Recently I wrote an article about NonGNU ELPA and I promised to check for myself how easy it is to submit a new package there. I made good on my promise and in this article I’ll briefly describe the process.
- Clone NonGNU ELPA’s git repository:
$ git clone https://git.savannah.gnu.org/cgit/emacs/nongnu.git
- Create a new branch for your changes there:
$ git checkout -B add-new-package
- Edit the file
elpa-packagesin the root of the repository. You basically need to add one section there for each package. Here’s what I added for

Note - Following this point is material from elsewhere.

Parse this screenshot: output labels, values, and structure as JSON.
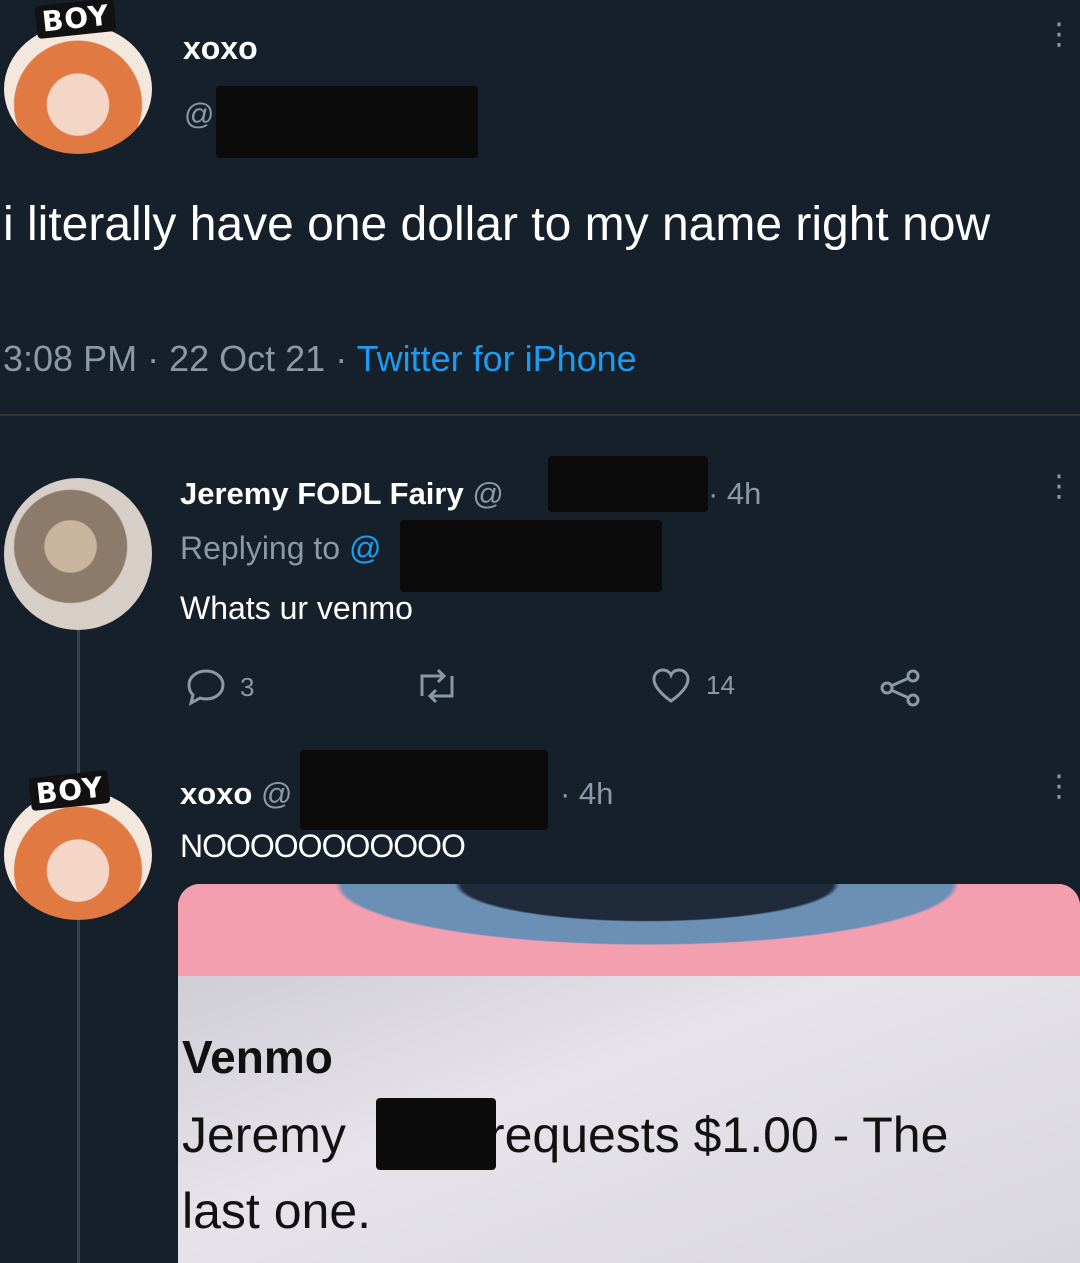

("clojure-mode" :url "https://github.com/clojure-emacs/clojure-mode" :ignored-files ("clojure-mode-extra-font-locking.el" "doc" "test" "test.clj") :readme "README.md" :news "CHANGELOG.md")
I believe the format is pretty self-explanatory, but you can read more about it here.
In particular there are some nuances about the default assumptions that you have to be aware of (e.g. for
:readme this is README, README.rst, README.org or the commentary section of the package).
Note that it’s important to tag your releases in git, so the build process will be able to identify them automatically. Otherwise you’ll have to manually map git commit to releases, as in this example:
("haskell-mode" :url "https://github.com/haskell/haskell-mode" :doc "doc/haskell-mode.texi" :ignored-files ("images" "test" "logo.svg") ;; See https://github.com/haskell/haskell-mode/issues/1755 ;; ;; Until a version tag is added, the commit of the latest tag is ;; used to determine the last stable release: ;; https://github.com/haskell/haskell-mode/releases/tag/17.2 :version-map ((nil "17.2" "e72677668f5fc7cc148008e885a0f256e245dd43")))
Note: As mentioned in the comments it seems I was mistaken about this part.
In reality the build process checks only the
Version metadata of the package to
figure out the package version. I can imagine this causing problems in some cases (e.g.
if you don’t update your version metadata after doing a release), but I’ll have to look
more carefully into the implementation.
(Optional) Try to build your package locally. The process is well-documented, so I won’t duplicate the instructions here. As most packages are trivial to build (e.g. they are a single Emacs Lisp file), the majority of the time you don’t really have to verify this.
Create a patch. This step might be a bit foreign to people who have only used git pull requests, but it’s pretty simple:
$ git format-patch
This will create a file named something like
- Send the patch to the emacs-devel mailing list. There your patch will be reviewed and eventually applied by some of Emacs’s maintainers.
That’s it! I have to admit that the process is much simpler than I expected it
would be! Now all you have to do is wait for your package to be eventually
built and published. Here’s the end
result for clojure-mode. At this point you
clojure-mode from NonGNU ELPA!
In the end of the day it turned out that submitting your packages on NonGNU ELPA is almost as easy as submitting them to MELPA. There’s no overhead for the development process (everything stays the way you like), there are no additional copyright requirements. Actually, everything in this article applies to GNU ELPA as well, with the caveat that you’ll have to assign the copyright for your packages to the FSF and you’ll be limited when it comes to accepting contributions from people who haven’t signed the FSF copyright agreement.
That’s all I have for you today. I hope this article will inspire some (more?) of you to submit their favorite packages to NonGNU ELPA!2 I’ve already submitted patches for a few more packages that I maintain, and I hope to eventually have my entire Emacs “portfolio” available there. Keep hacking!